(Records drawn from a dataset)
=-=-=-=-=

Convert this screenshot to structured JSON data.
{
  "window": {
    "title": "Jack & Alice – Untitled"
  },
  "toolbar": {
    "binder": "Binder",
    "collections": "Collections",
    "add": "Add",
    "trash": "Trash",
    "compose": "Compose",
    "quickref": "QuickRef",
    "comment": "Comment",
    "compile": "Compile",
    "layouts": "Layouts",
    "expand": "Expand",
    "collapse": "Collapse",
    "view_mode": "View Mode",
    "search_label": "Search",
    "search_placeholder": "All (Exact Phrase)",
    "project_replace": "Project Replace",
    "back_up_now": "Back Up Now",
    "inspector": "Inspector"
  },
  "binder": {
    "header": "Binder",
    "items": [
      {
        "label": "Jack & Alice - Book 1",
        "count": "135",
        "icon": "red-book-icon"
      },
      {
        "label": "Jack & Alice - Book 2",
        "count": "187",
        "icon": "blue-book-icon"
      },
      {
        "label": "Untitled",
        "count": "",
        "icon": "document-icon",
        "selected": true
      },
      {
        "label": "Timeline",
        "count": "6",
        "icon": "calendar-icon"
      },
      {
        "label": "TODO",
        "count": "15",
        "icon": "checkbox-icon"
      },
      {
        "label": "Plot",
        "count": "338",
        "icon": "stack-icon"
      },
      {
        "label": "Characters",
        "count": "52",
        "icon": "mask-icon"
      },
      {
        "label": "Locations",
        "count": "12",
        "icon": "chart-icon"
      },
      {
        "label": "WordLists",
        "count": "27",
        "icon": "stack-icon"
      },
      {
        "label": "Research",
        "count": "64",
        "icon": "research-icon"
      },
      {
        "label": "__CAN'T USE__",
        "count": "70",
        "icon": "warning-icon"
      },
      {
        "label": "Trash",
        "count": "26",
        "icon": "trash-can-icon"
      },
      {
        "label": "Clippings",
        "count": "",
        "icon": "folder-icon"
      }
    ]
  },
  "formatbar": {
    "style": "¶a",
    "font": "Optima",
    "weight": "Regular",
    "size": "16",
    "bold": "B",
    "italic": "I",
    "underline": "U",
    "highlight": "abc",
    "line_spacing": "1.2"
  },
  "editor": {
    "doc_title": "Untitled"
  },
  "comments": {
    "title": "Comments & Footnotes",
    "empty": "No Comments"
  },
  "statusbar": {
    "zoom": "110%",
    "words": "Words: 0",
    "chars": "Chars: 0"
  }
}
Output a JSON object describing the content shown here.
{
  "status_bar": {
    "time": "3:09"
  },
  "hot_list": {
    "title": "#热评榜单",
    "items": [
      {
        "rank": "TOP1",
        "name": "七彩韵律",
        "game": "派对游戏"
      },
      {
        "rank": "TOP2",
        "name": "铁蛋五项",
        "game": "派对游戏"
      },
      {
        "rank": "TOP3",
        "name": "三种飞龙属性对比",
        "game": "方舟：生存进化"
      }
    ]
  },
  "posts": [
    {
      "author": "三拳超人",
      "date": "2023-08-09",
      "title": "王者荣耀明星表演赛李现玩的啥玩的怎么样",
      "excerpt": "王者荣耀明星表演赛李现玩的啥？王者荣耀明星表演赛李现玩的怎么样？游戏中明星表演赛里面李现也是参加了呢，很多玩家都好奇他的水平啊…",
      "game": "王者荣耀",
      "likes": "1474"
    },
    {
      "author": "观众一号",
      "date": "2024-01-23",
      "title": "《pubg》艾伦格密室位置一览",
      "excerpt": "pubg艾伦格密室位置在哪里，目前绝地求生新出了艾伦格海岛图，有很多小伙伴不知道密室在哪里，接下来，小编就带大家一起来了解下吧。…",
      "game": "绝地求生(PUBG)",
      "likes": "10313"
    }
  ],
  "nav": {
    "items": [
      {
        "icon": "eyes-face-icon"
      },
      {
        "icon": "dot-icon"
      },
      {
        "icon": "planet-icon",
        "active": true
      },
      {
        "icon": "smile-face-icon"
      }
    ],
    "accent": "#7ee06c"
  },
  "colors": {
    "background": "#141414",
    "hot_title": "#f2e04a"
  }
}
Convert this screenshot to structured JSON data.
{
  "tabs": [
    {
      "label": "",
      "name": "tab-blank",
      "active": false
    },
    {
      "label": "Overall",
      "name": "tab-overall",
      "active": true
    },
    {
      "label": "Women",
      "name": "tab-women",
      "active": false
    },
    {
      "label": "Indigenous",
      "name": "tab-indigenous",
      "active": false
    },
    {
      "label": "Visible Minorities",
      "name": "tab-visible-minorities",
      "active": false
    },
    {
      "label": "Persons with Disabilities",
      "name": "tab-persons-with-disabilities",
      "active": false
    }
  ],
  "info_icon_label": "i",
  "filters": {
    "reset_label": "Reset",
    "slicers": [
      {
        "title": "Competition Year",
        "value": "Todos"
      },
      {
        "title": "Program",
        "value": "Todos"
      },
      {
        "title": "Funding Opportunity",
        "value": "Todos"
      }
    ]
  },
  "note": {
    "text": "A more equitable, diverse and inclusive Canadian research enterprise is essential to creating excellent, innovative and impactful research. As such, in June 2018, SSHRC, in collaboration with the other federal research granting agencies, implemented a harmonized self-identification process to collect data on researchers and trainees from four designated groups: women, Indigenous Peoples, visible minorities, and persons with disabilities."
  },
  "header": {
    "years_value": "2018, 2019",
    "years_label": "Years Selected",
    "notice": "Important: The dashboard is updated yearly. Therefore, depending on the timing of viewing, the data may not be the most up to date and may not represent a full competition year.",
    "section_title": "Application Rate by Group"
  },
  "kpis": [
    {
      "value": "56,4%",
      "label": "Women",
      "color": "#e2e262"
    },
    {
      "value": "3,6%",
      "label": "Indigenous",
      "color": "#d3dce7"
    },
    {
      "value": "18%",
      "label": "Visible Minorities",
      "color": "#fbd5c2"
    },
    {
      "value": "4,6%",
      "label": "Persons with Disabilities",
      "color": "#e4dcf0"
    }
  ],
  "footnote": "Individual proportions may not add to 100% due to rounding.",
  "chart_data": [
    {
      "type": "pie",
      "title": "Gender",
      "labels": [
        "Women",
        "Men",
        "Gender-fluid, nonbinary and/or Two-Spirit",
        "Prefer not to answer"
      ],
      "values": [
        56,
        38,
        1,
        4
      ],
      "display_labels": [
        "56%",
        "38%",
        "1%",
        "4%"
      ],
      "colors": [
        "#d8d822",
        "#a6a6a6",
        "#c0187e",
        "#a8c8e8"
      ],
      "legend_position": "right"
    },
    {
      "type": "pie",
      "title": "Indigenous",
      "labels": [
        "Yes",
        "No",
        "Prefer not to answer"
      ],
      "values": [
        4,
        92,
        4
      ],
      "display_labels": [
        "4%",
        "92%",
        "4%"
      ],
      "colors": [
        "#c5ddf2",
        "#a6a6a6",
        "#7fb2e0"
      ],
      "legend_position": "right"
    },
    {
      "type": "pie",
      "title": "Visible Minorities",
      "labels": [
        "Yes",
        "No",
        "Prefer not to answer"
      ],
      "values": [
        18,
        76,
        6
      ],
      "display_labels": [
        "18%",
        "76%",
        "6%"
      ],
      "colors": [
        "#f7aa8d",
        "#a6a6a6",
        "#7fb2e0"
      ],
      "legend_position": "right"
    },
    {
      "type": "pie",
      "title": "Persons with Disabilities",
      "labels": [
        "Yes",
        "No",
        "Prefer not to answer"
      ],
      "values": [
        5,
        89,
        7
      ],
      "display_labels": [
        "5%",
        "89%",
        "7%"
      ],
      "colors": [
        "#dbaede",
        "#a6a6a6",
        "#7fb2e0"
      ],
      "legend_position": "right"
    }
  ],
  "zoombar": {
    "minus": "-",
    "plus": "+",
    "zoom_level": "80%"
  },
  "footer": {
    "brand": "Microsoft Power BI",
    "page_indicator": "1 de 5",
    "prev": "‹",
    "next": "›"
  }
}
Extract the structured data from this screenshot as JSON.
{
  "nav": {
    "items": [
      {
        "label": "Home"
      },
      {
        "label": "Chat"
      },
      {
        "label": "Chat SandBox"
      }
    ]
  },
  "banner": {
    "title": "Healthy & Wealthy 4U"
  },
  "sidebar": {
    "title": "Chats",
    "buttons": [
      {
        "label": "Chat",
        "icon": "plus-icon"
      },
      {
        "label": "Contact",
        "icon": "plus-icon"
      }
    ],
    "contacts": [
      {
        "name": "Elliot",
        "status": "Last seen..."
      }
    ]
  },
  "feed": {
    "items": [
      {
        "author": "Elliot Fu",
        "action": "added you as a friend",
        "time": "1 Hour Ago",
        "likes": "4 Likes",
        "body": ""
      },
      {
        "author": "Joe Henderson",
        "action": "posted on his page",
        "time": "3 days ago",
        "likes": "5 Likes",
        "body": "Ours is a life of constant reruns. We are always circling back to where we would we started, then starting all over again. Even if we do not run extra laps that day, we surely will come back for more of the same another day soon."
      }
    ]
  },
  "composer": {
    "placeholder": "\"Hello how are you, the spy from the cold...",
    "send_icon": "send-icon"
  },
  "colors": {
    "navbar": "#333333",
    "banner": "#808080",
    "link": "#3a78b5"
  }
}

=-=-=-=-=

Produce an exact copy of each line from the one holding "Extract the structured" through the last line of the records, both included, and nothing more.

◆ SOLUTION FOR THIS PROBLEM
Extract the structured data from this screenshot as JSON.
{
  "nav": {
    "items": [
      {
        "label": "Home"
      },
      {
        "label": "Chat"
      },
      {
        "label": "Chat SandBox"
      }
    ]
  },
  "banner": {
    "title": "Healthy & Wealthy 4U"
  },
  "sidebar": {
    "title": "Chats",
    "buttons": [
      {
        "label": "Chat",
        "icon": "plus-icon"
      },
      {
        "label": "Contact",
        "icon": "plus-icon"
      }
    ],
    "contacts": [
      {
        "name": "Elliot",
        "status": "Last seen..."
      }
    ]
  },
  "feed": {
    "items": [
      {
        "author": "Elliot Fu",
        "action": "added you as a friend",
        "time": "1 Hour Ago",
        "likes": "4 Likes",
        "body": ""
      },
      {
        "author": "Joe Henderson",
        "action": "posted on his page",
        "time": "3 days ago",
        "likes": "5 Likes",
        "body": "Ours is a life of constant reruns. We are always circling back to where we would we started, then starting all over again. Even if we do not run extra laps that day, we surely will come back for more of the same another day soon."
      }
    ]
  },
  "composer": {
    "placeholder": "\"Hello how are you, the spy from the cold...",
    "send_icon": "send-icon"
  },
  "colors": {
    "navbar": "#333333",
    "banner": "#808080",
    "link": "#3a78b5"
  }
}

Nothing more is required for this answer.